Read through the lines below for the string "предприятий" and copy each one that has it.

◆ ◆ ◆ ◆ ◆

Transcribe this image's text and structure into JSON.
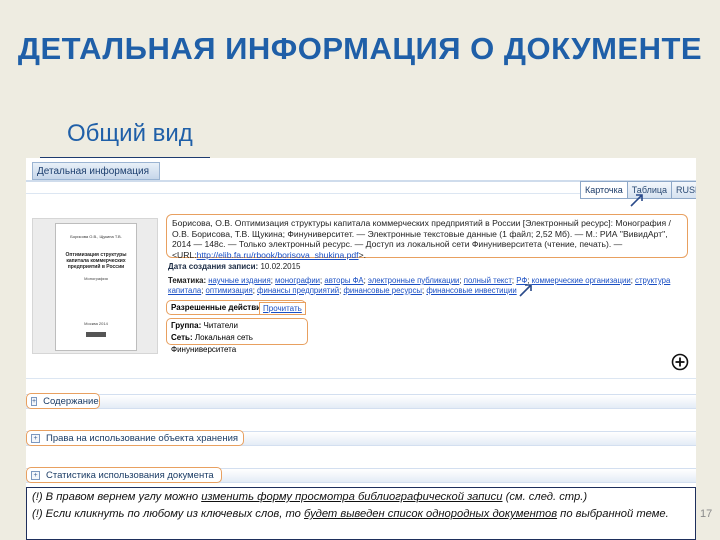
{
  "slide": {
    "title": "ДЕТАЛЬНАЯ ИНФОРМАЦИЯ О ДОКУМЕНТЕ",
    "subtitle": "Общий вид",
    "page_number": "17"
  },
  "panel": {
    "header": "Детальная информация",
    "view_tabs": [
      "Карточка",
      "Таблица",
      "RUSMARC"
    ],
    "active_tab_index": 0
  },
  "cover": {
    "authors": "Борисова О.В., Щукина Т.В.",
    "title": "Оптимизация структуры капитала коммерческих предприятий в России",
    "type": "Монография",
    "city": "Москва 2014"
  },
  "citation": {
    "text": "Борисова, О.В. Оптимизация структуры капитала коммерческих предприятий в России [Электронный ресурс]: Монография / О.В. Борисова, Т.В. Щукина; Финуниверситет. — Электронные текстовые данные (1 файл; 2,52 Мб). — М.: РИА \"ВивидАрт\", 2014 — 148с. — Только электронный ресурс. — Доступ из локальной сети Финуниверситета (чтение, печать). —",
    "url_prefix": "<URL:",
    "url": "http://elib.fa.ru/rbook/borisova_shukina.pdf",
    "url_suffix": ">."
  },
  "record": {
    "created_label": "Дата создания записи:",
    "created_value": "10.02.2015",
    "themes_label": "Тематика:",
    "themes": [
      "научные издания",
      "монографии",
      "авторы ФА",
      "электронные публикации",
      "полный текст",
      "РФ",
      "коммерческие организации",
      "структура капитала",
      "оптимизация",
      "финансы предприятий",
      "финансовые ресурсы",
      "финансовые инвестиции"
    ],
    "actions_label": "Разрешенные действия:",
    "read_action": "Прочитать",
    "group_label": "Группа:",
    "group_value": "Читатели",
    "network_label": "Сеть:",
    "network_value": "Локальная сеть Финуниверситета"
  },
  "sections": [
    "Содержание",
    "Права на использование объекта хранения",
    "Статистика использования документа"
  ],
  "note": {
    "p1_before": "(!) В правом вернем углу можно ",
    "p1_link": "изменить форму просмотра библиографической записи",
    "p1_after": " (см. след. стр.)",
    "p2_before": "(!) Если кликнуть по любому из ключевых слов, то ",
    "p2_link": "будет выведен список однородных документов",
    "p2_after": " по выбранной теме."
  },
  "colors": {
    "title_blue": "#1f5fa8",
    "highlight_orange": "#e8a060",
    "link_blue": "#1a4fc4",
    "slide_background": "#eeece1"
  }
}
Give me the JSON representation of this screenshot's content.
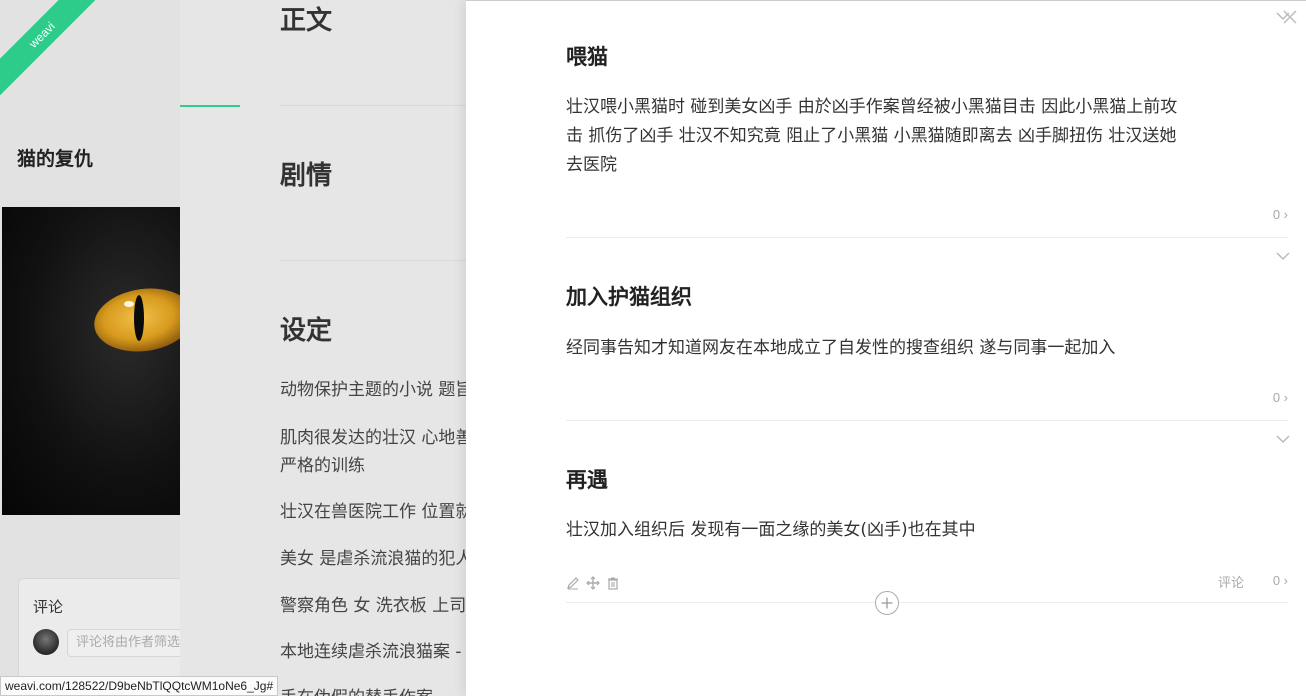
{
  "sidebar": {
    "ribbon_text": "weavi",
    "story_title": "猫的复仇",
    "comment_title": "评论",
    "comment_placeholder": "评论将由作者筛选"
  },
  "middle": {
    "headings": [
      "正文",
      "剧情",
      "设定"
    ],
    "settings_lines": [
      "动物保护主题的小说 题旨",
      "肌肉很发达的壮汉 心地善",
      "严格的训练",
      "壮汉在兽医院工作 位置就",
      "美女 是虐杀流浪猫的犯人",
      "警察角色 女 洗衣板 上司",
      "本地连续虐杀流浪猫案 -",
      "手在伪假的替手作案"
    ]
  },
  "status_bar": {
    "url": "weavi.com/128522/D9beNbTlQQtcWM1oNe6_Jg#"
  },
  "panel": {
    "chapters": [
      {
        "title": "喂猫",
        "body_lines": [
          "壮汉喂小黑猫时 碰到美女凶手 由於凶手作案曾经被小黑猫目击 因此小黑猫上前攻",
          "击 抓伤了凶手 壮汉不知究竟 阻止了小黑猫 小黑猫随即离去 凶手脚扭伤 壮汉送她",
          "去医院"
        ],
        "count": "0 ›"
      },
      {
        "title": "加入护猫组织",
        "body_lines": [
          "经同事告知才知道网友在本地成立了自发性的搜查组织 遂与同事一起加入"
        ],
        "count": "0 ›"
      },
      {
        "title": "再遇",
        "body_lines": [
          "壮汉加入组织后 发现有一面之缘的美女(凶手)也在其中"
        ],
        "count": "0 ›",
        "comment_label": "评论"
      }
    ]
  }
}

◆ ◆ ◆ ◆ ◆

> _Solution to the problem_
    "title": "Оптимизация структуры капитала коммерческих предприятий в России",
    "text": "Борисова, О.В. Оптимизация структуры капитала коммерческих предприятий в России [Электронный ресурс]: Монография / О.В. Борисова, Т.В. Щукина; Финуниверситет. — Электронные текстовые данные (1 файл; 2,52 Мб). — М.: РИА \"ВивидАрт\", 2014 — 148с. — Только электронный ресурс. — Доступ из локальной сети Финуниверситета (чтение, печать). —",
      "финансы предприятий",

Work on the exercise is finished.